Imagine with me a cool and clear mountain stream flowing from glacial melt water, pellucid and slightly metallic. The taste, when I put it to my lips is almost all cold, with some hint of dissolved iron, but quenching. The water from the stream refreshes in a way nothing from a bottle, tap or fountain ever could.
We grow to love the water and start taking it in buckets back to our home to drink from during the day.
Over time, the small village we live in grows and a factory is put in up the stream from our water supply. Within days, the water changes color, flavor and smell, becoming repulsive. On the days when the factory is running, our stream is visibly and olfactorily polluted. But occasionally at the end of a long weekend when the factory has been closed, we can see hints of our former stream.

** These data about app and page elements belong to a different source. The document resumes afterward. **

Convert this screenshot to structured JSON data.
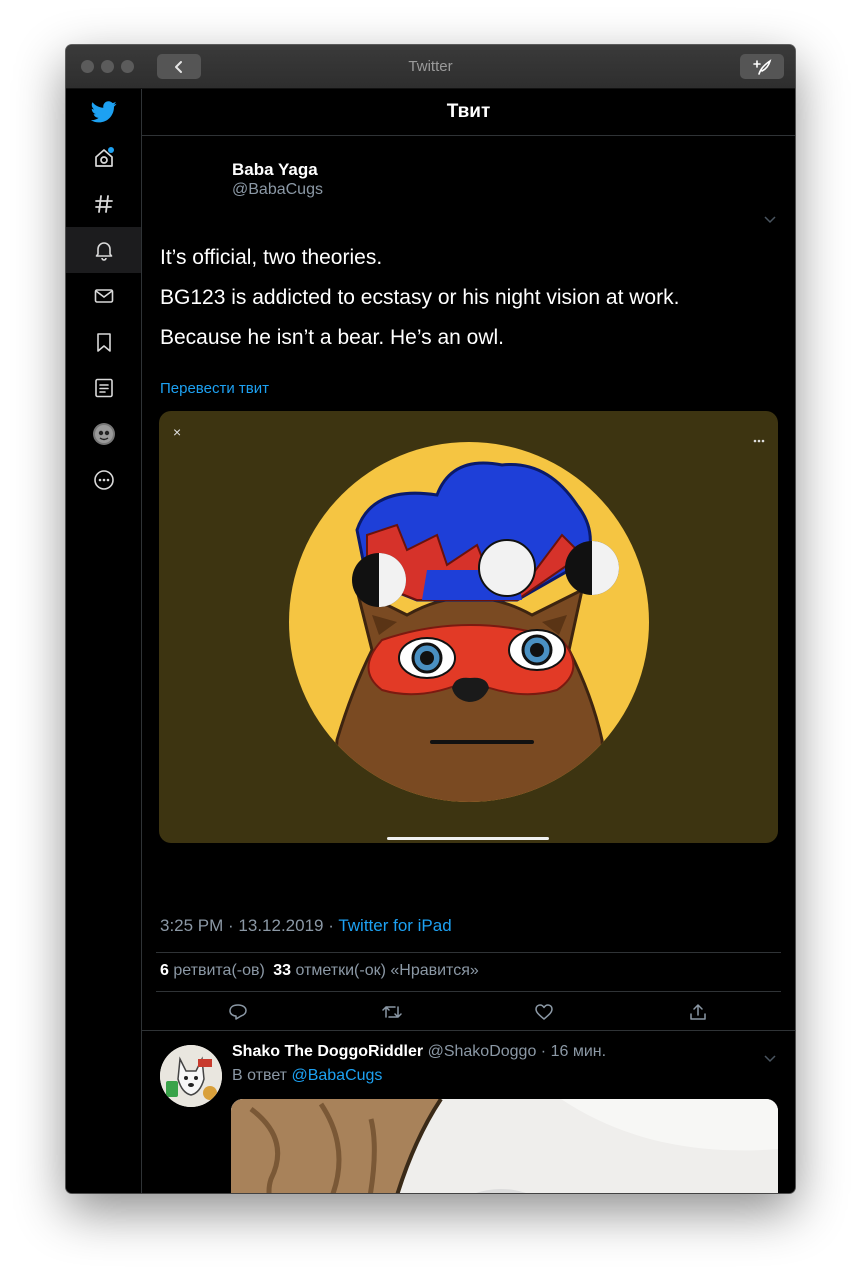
{
  "window": {
    "title": "Twitter"
  },
  "header": {
    "title": "Твит"
  },
  "tweet": {
    "author_name": "Baba Yaga",
    "author_handle": "@BabaCugs",
    "lines": [
      "It’s official, two theories.",
      "BG123 is addicted to ecstasy or his night vision at work.",
      "Because he isn’t a bear. He’s an owl."
    ],
    "translate": "Перевести твит",
    "time": "3:25 PM · 13.12.2019 · ",
    "source": "Twitter for iPad",
    "retweet_count": "6",
    "retweet_label": "ретвита(-ов)",
    "like_count": "33",
    "like_label": "отметки(-ок) «Нравится»"
  },
  "reply": {
    "author_name": "Shako The DoggoRiddler",
    "author_handle": "@ShakoDoggo",
    "time": "· 16 мин.",
    "reply_to_label": "В ответ",
    "reply_to_handle": "@BabaCugs"
  },
  "colors": {
    "accent": "#1da1f2",
    "media_bg": "#3d3411",
    "avatar_yellow": "#f5c542"
  },
  "icons": [
    "twitter-logo-icon",
    "home-icon",
    "hashtag-icon",
    "bell-icon",
    "mail-icon",
    "bookmark-icon",
    "list-icon",
    "more-icon",
    "reply-icon",
    "retweet-icon",
    "like-icon",
    "share-icon",
    "compose-icon",
    "back-icon"
  ]
}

The stream of blood that flows through our vessels works in much the same way.
We have all experienced the surprising odor of asparagus in the bathroom that reminds us of a recent meal, or the surprising red tint that for a second scares us, but then reminds us of the beets we had yesterday. These are proofs that what we eat very clearly becomes a major component of our bloodstream.

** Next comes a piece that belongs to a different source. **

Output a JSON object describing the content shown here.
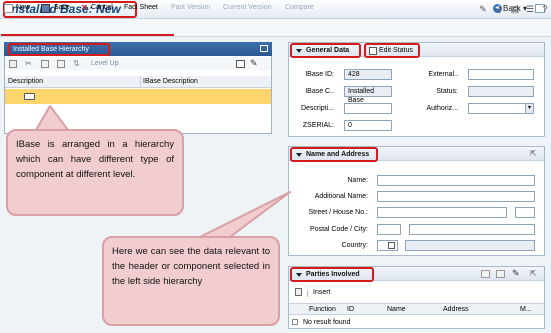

It goes right in, sometimes with very little processing at all.
So, just as it is with that mountain stream and the pollution from the factory, our blood stream can be polluted. When you eat food, it goes into that stream of blood, gets carried all over your body and then has to be stored, used up, or removed.
We would rightfully feel sad about the pollution in that clear mountain stream, but as long as we avoided the water, it couldn’t make us sick.
When we pollute our blood streams, the effects are harder to see with our eyes, but we can over time detect the changes in our body that the small daily choices make.